I would be remiss if I didn’t mention that today is France’s Slavery Remembrance Day. I wrote about this topic earlier when President Jacques Chirac first announced it. Most of this day is about symbolism, not structural change. But my hope is that this day is not an exercise is exploiting “white guilt,” but for Black people to “understand who we are and understand that we can overcome victimizations of the past and use the strength built from those experiences to be triumphant in the present and the future.”
So I wondered how much would be gained from having a Slavery Remembrance Day here in America. And you know what makes me upset? It’s my fear that Black people would probably be the most outspoken opponents of honoring such an event. We already have folks like Morgan Freeman talk about the lack of a need to have Black History Month. I don’t think we have enough Black History if for nothing else because of the asterisks that represent the often hushed sacrifices that Black people have made to make this country great. Thomas Jefferson*, George Washington*, The Missouri Compromise*, Three/Fifths Clause*. And the list goes on and on and on.
And I think Black people are afraid to embrace this list just as much, if not more than White people. We as Black people can’t be afraid to embrace our history, which unfortunately includes slavery. Sometimes I get the notion that some Blacks think that our ancestors swam over the Atlantic just dying to be enslaved. And the one I love the most is, “Why didn’t the Africans just fight back or run away?” I will wait to address that ignorance in another full post. So just take a second to check out what they are doing in France and think about our ancestors today, and every day for that matter. Our generation has not had to truly fight for anything in terms of protecting our rights as a people. So if nothing else, we need to fight to save and preserve our history.
Stay up fam,

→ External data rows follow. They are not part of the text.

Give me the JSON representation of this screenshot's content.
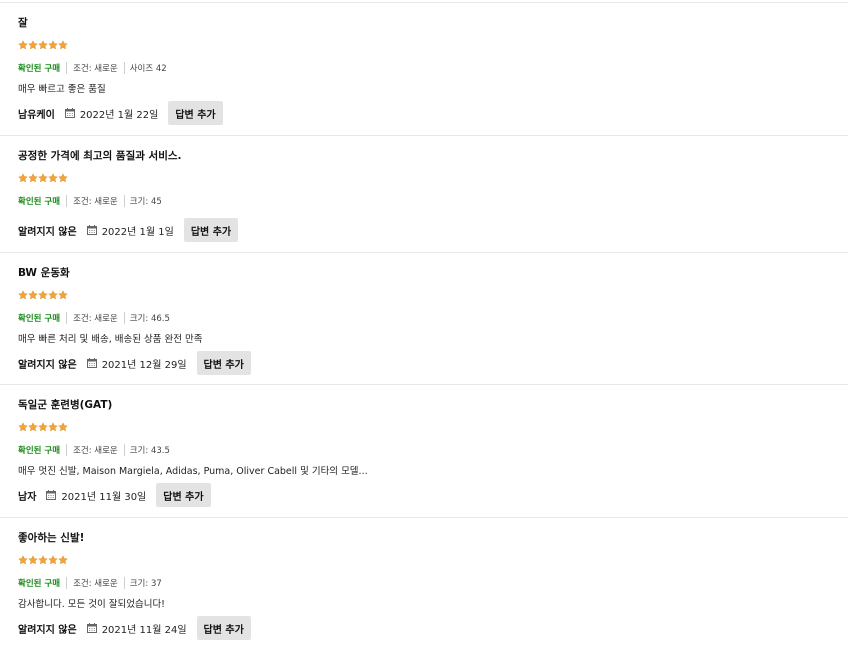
{
  "colors": {
    "star": "#f2a33a",
    "verified": "#1a8a1a",
    "reply_button_bg": "#e3e3e3",
    "divider": "#e8e8e8"
  },
  "icons": {
    "star": "star-icon",
    "date": "calendar-icon"
  },
  "reviews": [
    {
      "title": "잘",
      "rating": 5,
      "verified": "확인된 구매",
      "condition": "조건: 새로운",
      "size": "사이즈 42",
      "body": "매우 빠르고 좋은 품질",
      "author": "남유케이",
      "date": "2022년 1월 22일",
      "reply": "답변 추가"
    },
    {
      "title": "공정한 가격에 최고의 품질과 서비스.",
      "rating": 5,
      "verified": "확인된 구매",
      "condition": "조건: 새로운",
      "size": "크기: 45",
      "body": "",
      "author": "알려지지 않은",
      "date": "2022년 1월 1일",
      "reply": "답변 추가"
    },
    {
      "title": "BW 운동화",
      "rating": 5,
      "verified": "확인된 구매",
      "condition": "조건: 새로운",
      "size": "크기: 46.5",
      "body": "매우 빠른 처리 및 배송, 배송된 상품 완전 만족",
      "author": "알려지지 않은",
      "date": "2021년 12월 29일",
      "reply": "답변 추가"
    },
    {
      "title": "독일군 훈련병(GAT)",
      "rating": 5,
      "verified": "확인된 구매",
      "condition": "조건: 새로운",
      "size": "크기: 43.5",
      "body": "매우 멋진 신발, Maison Margiela, Adidas, Puma, Oliver Cabell 및 기타의 모델...",
      "author": "남자",
      "date": "2021년 11월 30일",
      "reply": "답변 추가"
    },
    {
      "title": "좋아하는 신발!",
      "rating": 5,
      "verified": "확인된 구매",
      "condition": "조건: 새로운",
      "size": "크기: 37",
      "body": "감사합니다. 모든 것이 잘되었습니다!",
      "author": "알려지지 않은",
      "date": "2021년 11월 24일",
      "reply": "답변 추가"
    }
  ]
}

Shelby Steele talked with Ed Gordon on NPR about his book, “White Guilt” a couple days ago. The subject is interesting because it talks about Black folks playing on this “White Guilt” concept to gain concessions from white people. This is in many parts true. But it falls short in some explaining some things.

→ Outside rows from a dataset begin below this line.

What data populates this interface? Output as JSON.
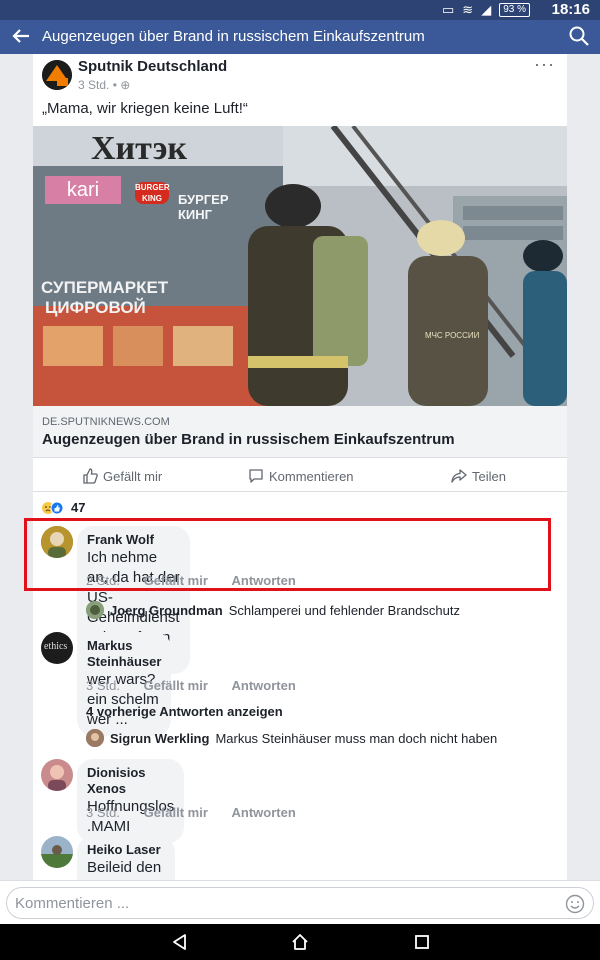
{
  "status_bar": {
    "battery": "93 %",
    "time": "18:16"
  },
  "app_bar": {
    "title": "Augenzeugen über Brand in russischem Einkaufszentrum"
  },
  "post": {
    "author": "Sputnik Deutschland",
    "time": "3 Std. •",
    "text": "„Mama, wir kriegen keine Luft!“",
    "photo_signs": {
      "sign1": "Хитэк",
      "sign2": "kari",
      "sign3": "БУРГЕР КИНГ",
      "sign3_logo": "BURGER KING",
      "sign4": "СУПЕРМАРКЕТ",
      "sign5": "ЦИФРОВОЙ",
      "sign6": "МЧС РОССИИ"
    },
    "link_domain": "DE.SPUTNIKNEWS.COM",
    "link_title": "Augenzeugen über Brand in russischem Einkaufszentrum",
    "actions": {
      "like": "Gefällt mir",
      "comment": "Kommentieren",
      "share": "Teilen"
    },
    "reaction_count": "47"
  },
  "comments": [
    {
      "name": "Frank Wolf",
      "text": "Ich nehme an, da hat der US-Geheimdienst seine Pfoten drin!",
      "time": "2 Std.",
      "like": "Gefällt mir",
      "reply": "Antworten"
    },
    {
      "name": "Markus Steinhäuser",
      "text": "wer wars? ein schelm wer ...",
      "time": "3 Std.",
      "like": "Gefällt mir",
      "reply": "Antworten",
      "avatar_text": "ethics"
    },
    {
      "name": "Dionisios Xenos",
      "text": "Hoffnungslos .MAMI",
      "time": "3 Std.",
      "like": "Gefällt mir",
      "reply": "Antworten"
    },
    {
      "name": "Heiko Laser",
      "text": "Beileid den Familien....."
    }
  ],
  "replies": [
    {
      "name": "Joerg Groundman",
      "text": "Schlamperei und fehlender Brandschutz"
    },
    {
      "name": "Sigrun Werkling",
      "text": "Markus Steinhäuser muss man doch nicht haben"
    }
  ],
  "show_previous": "4 vorherige Antworten anzeigen",
  "composer": {
    "placeholder": "Kommentieren ..."
  },
  "colors": {
    "facebook_blue": "#3b5998",
    "highlight": "#e1111a"
  }
}
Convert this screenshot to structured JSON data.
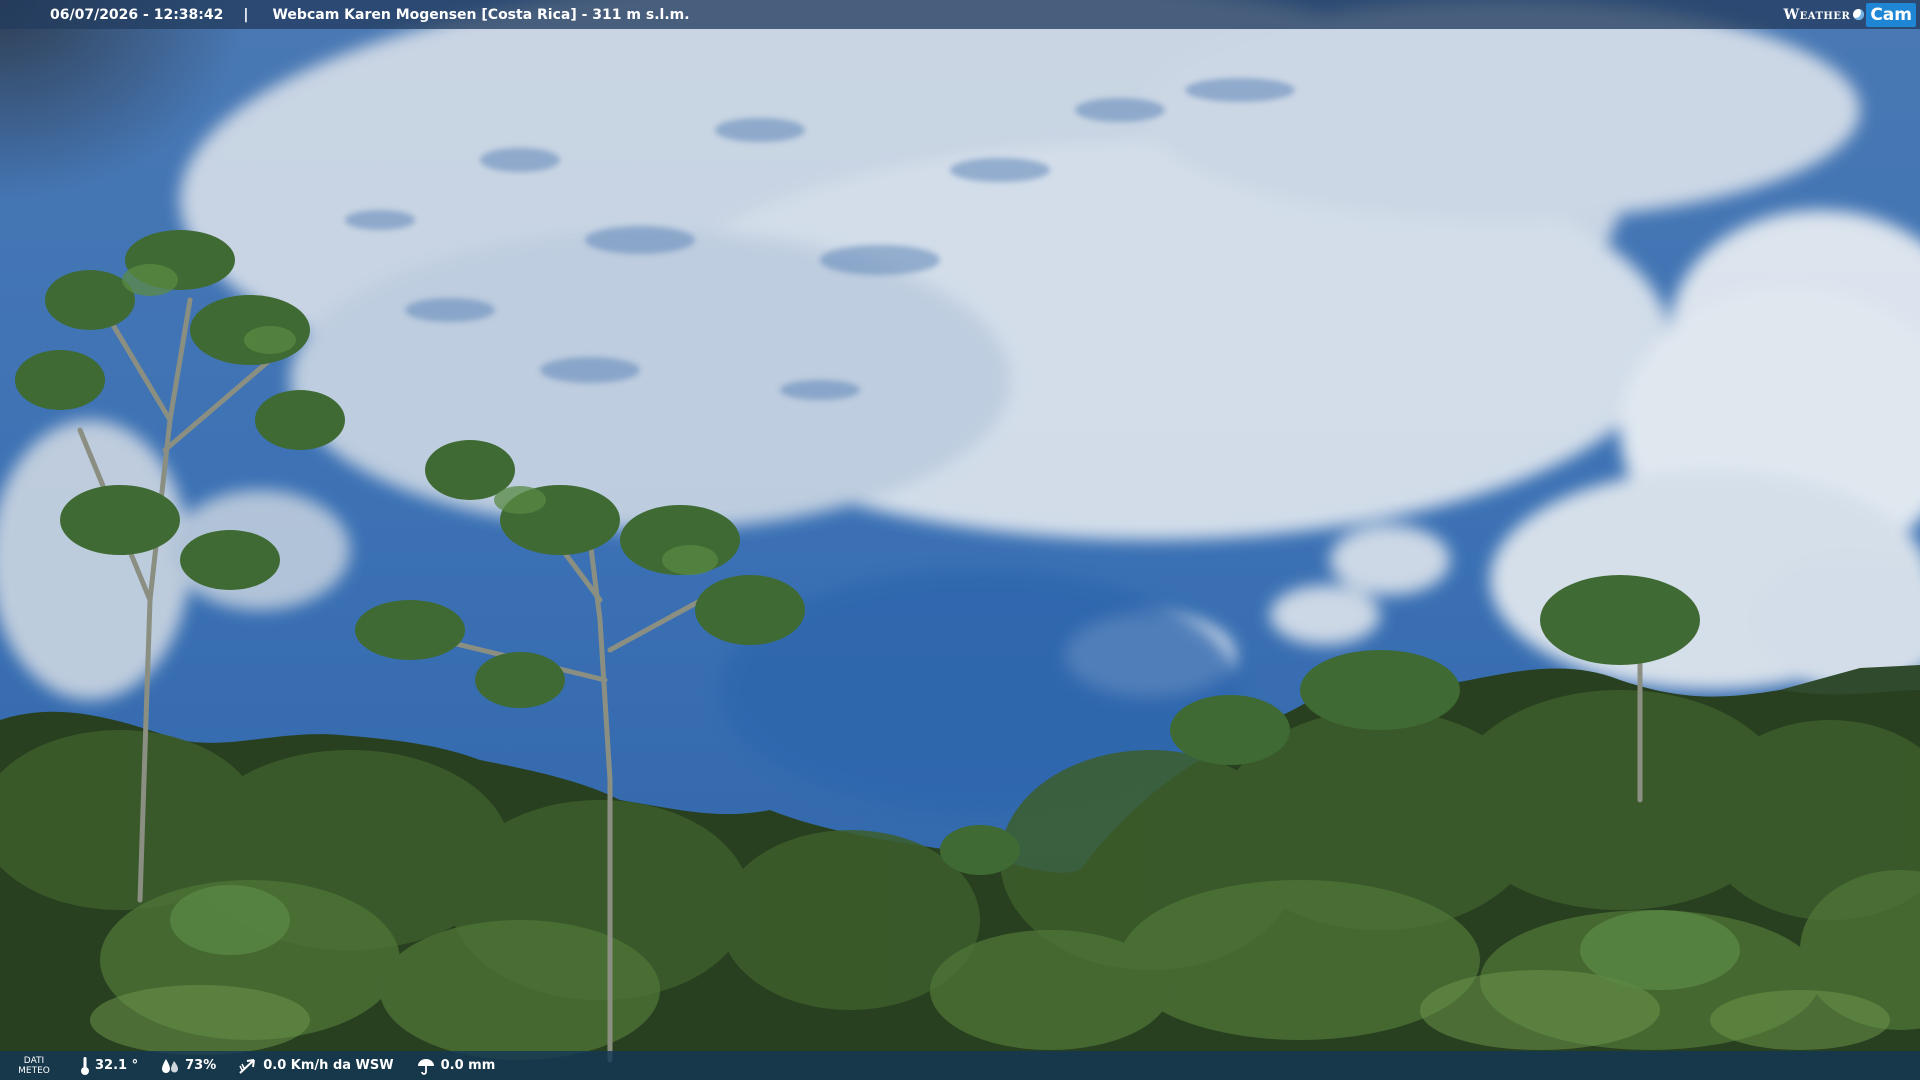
{
  "header": {
    "datetime": "06/07/2026 - 12:38:42",
    "separator": "|",
    "title": "Webcam Karen Mogensen [Costa Rica] - 311 m s.l.m."
  },
  "logo": {
    "weather": "Weather",
    "cam": "Cam"
  },
  "weather_bar": {
    "label": "DATI METEO",
    "temperature": "32.1 °",
    "humidity": "73%",
    "wind": "0.0 Km/h da WSW",
    "rain": "0.0 mm"
  },
  "colors": {
    "sky": "#3a70b5",
    "bar": "#1e3a5c",
    "cam_badge": "#1f86d6"
  }
}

I had a mentor describe the Civil Rights Movement of the mid-1900s as being built on a “moral argument.” It said, “I am a man the same as you. Therefore, we are equal and should be treated as such.” Those with Steele’s viewpoint would argue that this argument worked pretty well, and caused our white brethren to feel “guilty” about the wrongs they’d done. That feeling, where “guilt” is actually felt, is legitimate.

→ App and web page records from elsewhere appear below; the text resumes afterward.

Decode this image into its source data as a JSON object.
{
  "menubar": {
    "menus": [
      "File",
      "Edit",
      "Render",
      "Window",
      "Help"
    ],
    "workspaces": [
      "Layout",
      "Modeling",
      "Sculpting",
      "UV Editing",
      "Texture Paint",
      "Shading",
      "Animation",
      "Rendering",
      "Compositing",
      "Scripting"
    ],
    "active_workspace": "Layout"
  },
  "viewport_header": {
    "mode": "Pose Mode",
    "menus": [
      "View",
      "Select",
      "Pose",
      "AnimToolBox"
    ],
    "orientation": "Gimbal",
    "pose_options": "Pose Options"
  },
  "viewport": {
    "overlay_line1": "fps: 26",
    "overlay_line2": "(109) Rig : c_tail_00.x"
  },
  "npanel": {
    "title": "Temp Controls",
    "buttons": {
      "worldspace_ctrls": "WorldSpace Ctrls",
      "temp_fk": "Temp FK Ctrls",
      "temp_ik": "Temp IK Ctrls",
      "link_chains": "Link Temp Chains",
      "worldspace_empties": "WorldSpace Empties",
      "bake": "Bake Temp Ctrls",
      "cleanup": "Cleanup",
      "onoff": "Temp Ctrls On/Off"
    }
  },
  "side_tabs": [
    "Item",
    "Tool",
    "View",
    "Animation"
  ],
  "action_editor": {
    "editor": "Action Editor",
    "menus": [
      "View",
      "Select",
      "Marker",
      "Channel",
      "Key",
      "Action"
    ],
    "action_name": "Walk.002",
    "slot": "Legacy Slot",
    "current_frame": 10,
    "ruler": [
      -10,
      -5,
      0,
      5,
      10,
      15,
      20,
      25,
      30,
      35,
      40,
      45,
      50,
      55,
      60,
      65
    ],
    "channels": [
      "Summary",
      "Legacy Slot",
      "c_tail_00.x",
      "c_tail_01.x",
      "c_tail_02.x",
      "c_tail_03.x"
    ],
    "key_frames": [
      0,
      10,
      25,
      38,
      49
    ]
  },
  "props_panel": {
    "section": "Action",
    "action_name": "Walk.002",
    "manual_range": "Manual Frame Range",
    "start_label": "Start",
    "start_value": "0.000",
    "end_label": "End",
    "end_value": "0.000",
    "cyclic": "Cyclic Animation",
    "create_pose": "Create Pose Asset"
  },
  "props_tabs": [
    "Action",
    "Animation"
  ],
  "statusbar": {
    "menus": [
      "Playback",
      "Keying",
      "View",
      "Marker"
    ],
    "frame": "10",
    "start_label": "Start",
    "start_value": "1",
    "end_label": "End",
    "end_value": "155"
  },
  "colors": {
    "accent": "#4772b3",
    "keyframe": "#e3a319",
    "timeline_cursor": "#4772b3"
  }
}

The problem is that we as Black people at times abuse this idea of white guilt. It is flawed because embraces a definition of Black people as victims in all areas of life. What we need to do is understand who we are and understand that we can overcome victimizations of the past and use the strength built from those experiences to be triumphant in the present and the future. Embracing this triumphant nature may cause us to be a bit less quick to “play the race card” in many situations, as Steele suggests in the interview.
Where Steele’s theory falls short, in my opinion, is in the fact even if a person, a white person, feels “guilty,” that feeling is often not trusted or respected by Black folks. Unfortunately, perception is reality for most people, so the person might as well have no guilt/remorse for their actions or the actions of their ancestors since we won’t acknowledge it anyway.
So what do we do? Do we now blindly trust anyone who is apologetic or guilty about the events that led to the condition of Black people in America? No, that would be naive. What we need to do is not embrace the fact that others may/may not “feel bad” about what happened or what’s happening. We should instead focus on our own self esteem as a people and question why we feel the need to act on or take advantage of the “guilt” of others. Could that need be the offspring of our own guilt that has built up over the last 1.5 generations who perhaps may not have done as much as they could to raise our collective knowledge of self, instead focusing on selfish personal gain?
Family, let’s get back to the basics here. Understanding our selves on a personal level and as a community is key to our success. Upon that foundation, we can overcome our situation without the need to exploit things such as “white guilt.”